October hunting beyond whitetails: calling fall turkeys
Fall turkeys are much more vocal than most folks assume. Sure, they aren’t gobbling their heads off like spring birds, but in general, they are pretty chatty. You need to be where they want to be, however, which requires a bit of scouting.
This is something I did earlier this month on a farm near my house. It was evidenced by the amount of tracks crossing a sandy two-track that the birds were scratching for acorns in a specific woodlot and then crossing into a standing beanfield. Further proof of that came when I walked up on a flock of hens and poults doing just that after my first hunt.
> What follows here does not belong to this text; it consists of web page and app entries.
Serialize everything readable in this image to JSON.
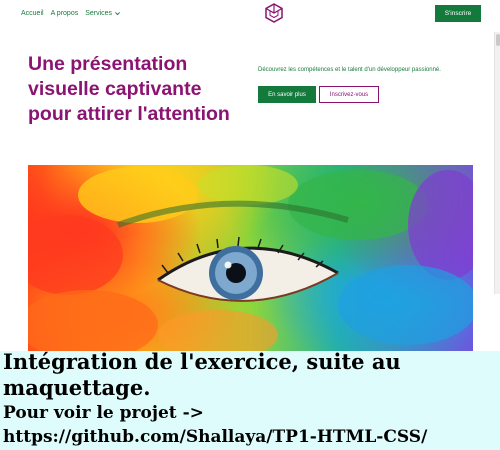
{
  "nav": {
    "links": [
      "Accueil",
      "A propos",
      "Services"
    ],
    "signup_label": "S'inscrire"
  },
  "hero": {
    "title": "Une présentation visuelle captivante pour attirer l'attention",
    "description": "Découvrez les compétences et le talent d'un développeur passionné.",
    "primary_button": "En savoir plus",
    "secondary_button": "Inscrivez-vous"
  },
  "caption": {
    "line1": "Intégration de l'exercice, suite au maquettage.",
    "line2": "Pour voir le projet -> https://github.com/Shallaya/TP1-HTML-CSS/"
  },
  "colors": {
    "brand_green": "#137a3c",
    "brand_purple": "#8b1472",
    "caption_bg": "#dffcfd"
  },
  "icons": {
    "logo": "cube-logo-icon",
    "dropdown": "chevron-down-icon"
  }
}
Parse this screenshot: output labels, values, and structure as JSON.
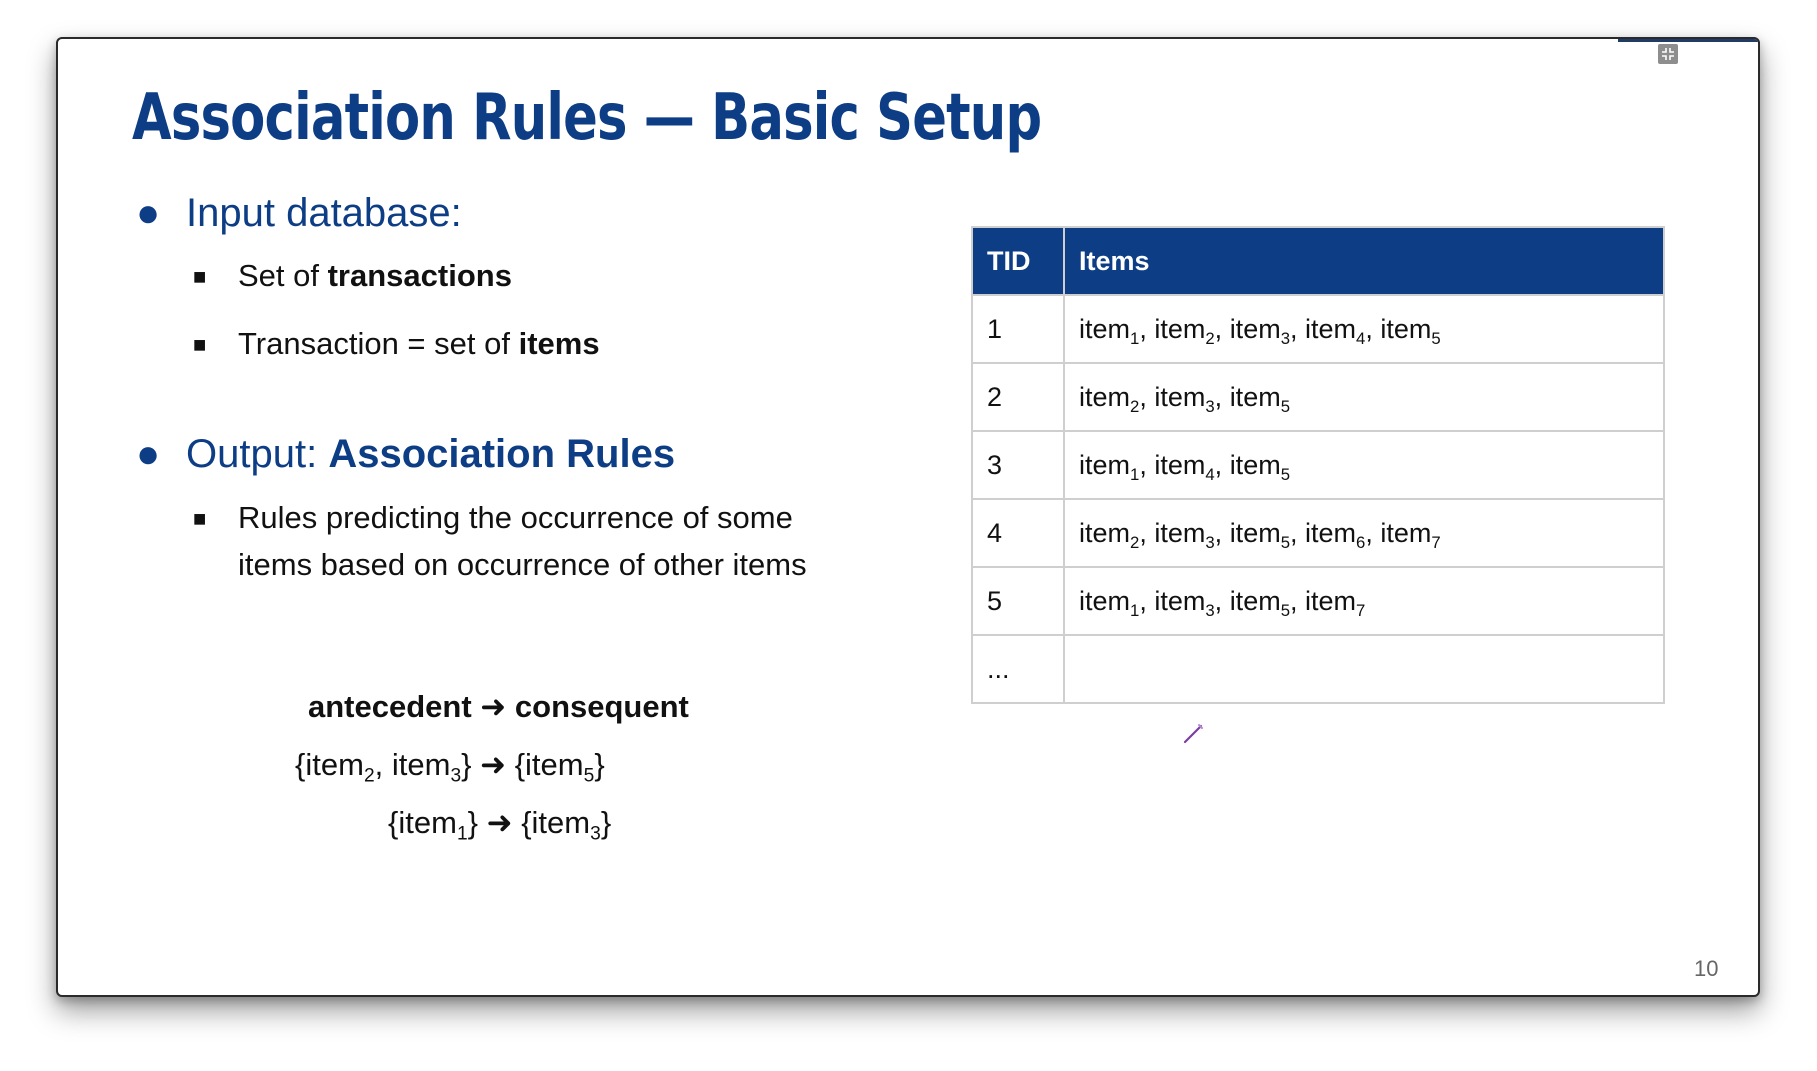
{
  "slide": {
    "title": "Association Rules — Basic Setup",
    "page_number": "10",
    "bullets": {
      "input": {
        "label": "Input database:",
        "sub1_prefix": "Set of ",
        "sub1_bold": "transactions",
        "sub2_prefix": "Transaction = set of ",
        "sub2_bold": "items"
      },
      "output": {
        "label_prefix": "Output: ",
        "label_bold": "Association Rules",
        "sub_line1": "Rules predicting the occurrence of some",
        "sub_line2": "items based on occurrence of other items"
      }
    },
    "rules": {
      "antecedent": "antecedent",
      "arrow": "➜",
      "consequent": "consequent",
      "item_word": "item",
      "rule1": {
        "lhs": [
          "2",
          "3"
        ],
        "rhs": [
          "5"
        ]
      },
      "rule2": {
        "lhs": [
          "1"
        ],
        "rhs": [
          "3"
        ]
      }
    },
    "table": {
      "headers": [
        "TID",
        "Items"
      ],
      "rows": [
        {
          "tid": "1",
          "items": [
            "1",
            "2",
            "3",
            "4",
            "5"
          ]
        },
        {
          "tid": "2",
          "items": [
            "2",
            "3",
            "5"
          ]
        },
        {
          "tid": "3",
          "items": [
            "1",
            "4",
            "5"
          ]
        },
        {
          "tid": "4",
          "items": [
            "2",
            "3",
            "5",
            "6",
            "7"
          ]
        },
        {
          "tid": "5",
          "items": [
            "1",
            "3",
            "5",
            "7"
          ]
        },
        {
          "tid": "...",
          "items": []
        }
      ]
    }
  },
  "icons": {
    "exit_fullscreen": "exit-fullscreen-icon",
    "pen": "pen-icon"
  },
  "colors": {
    "title_blue": "#0d3d84",
    "table_header_bg": "#0d3d84",
    "pen": "#7a3fa0"
  }
}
The next time I had a few hours to hunt, I moved a blind right on top of the spot and put out a single feeding hen decoy. All fall birds get territorial over their feeding areas, and a single hen cutting in line at the buffet tends to get them fired up.
With everything in place, I started yelping aggressively every 10 minutes or so. Ninety minutes later, I heard a bird respond. And then another. A quick peek out the side window of my blind revealed several hens strutting in. Yes, they were strutting and they were hens. It’s something I see a lot in the fall, and it’s an awesome display of lady dominance.
The birds held up just shy of my decoy by about five yards and started yapping away. I tried to get them to commit with more aggressive calling but they wouldn’t for some reason, perhaps because they didn’t like the blind. After a few minutes of back-and-forth turkey talk, they started picking their way through the beans in front of my blind.
Before they foraged their way out of range, one of their members caught a load of No. 5s in the skull and ensured that we’ll have some bacon-wrapped turkey breast on the grill before winter.
If you’re sitting on a fall turkey tag and are baffled about how to fill it, scout for fresh sign. Where the birds are feeding today, they’ll be tomorrow. Once you identify the best groceries, get in with a single feeding hen decoy and start calling. Eventually the flock will get close enough, and once it does, you’ll realize that birds in October are nearly as fun as they are in April.